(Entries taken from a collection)
== Segment start ==

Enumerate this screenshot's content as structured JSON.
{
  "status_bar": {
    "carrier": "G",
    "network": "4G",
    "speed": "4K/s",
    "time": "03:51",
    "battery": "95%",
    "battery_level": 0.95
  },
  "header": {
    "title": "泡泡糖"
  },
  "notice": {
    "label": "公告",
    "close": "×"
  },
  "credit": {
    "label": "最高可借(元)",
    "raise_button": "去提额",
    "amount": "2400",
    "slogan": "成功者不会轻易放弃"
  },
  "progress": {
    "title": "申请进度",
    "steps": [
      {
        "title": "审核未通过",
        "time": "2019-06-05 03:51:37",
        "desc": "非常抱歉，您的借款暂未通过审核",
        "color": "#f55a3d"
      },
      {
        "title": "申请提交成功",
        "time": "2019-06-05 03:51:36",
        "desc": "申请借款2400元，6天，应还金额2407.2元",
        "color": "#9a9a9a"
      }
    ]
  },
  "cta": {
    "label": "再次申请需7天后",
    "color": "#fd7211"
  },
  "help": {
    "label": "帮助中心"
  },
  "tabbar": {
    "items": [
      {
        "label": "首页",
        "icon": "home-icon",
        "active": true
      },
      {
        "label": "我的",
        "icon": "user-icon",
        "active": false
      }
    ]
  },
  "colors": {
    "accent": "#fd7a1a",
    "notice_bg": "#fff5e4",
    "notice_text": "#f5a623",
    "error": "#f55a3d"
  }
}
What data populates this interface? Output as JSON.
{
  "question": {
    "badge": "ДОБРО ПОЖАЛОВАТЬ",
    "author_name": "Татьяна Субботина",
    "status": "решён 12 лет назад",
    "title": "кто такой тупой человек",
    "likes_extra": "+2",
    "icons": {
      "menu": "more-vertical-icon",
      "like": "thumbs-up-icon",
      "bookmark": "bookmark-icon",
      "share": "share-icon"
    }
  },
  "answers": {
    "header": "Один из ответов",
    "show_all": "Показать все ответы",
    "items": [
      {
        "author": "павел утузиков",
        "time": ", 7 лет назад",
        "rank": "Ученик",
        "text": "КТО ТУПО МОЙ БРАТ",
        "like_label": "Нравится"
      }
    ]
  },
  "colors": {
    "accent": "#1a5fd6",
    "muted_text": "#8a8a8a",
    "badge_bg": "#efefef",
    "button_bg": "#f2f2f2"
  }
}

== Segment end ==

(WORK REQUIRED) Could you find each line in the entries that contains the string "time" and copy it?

(WRITTEN REPLY)
    "time": "03:51",
        "time": "2019-06-05 03:51:37",
        "time": "2019-06-05 03:51:36",
        "time": ", 7 лет назад",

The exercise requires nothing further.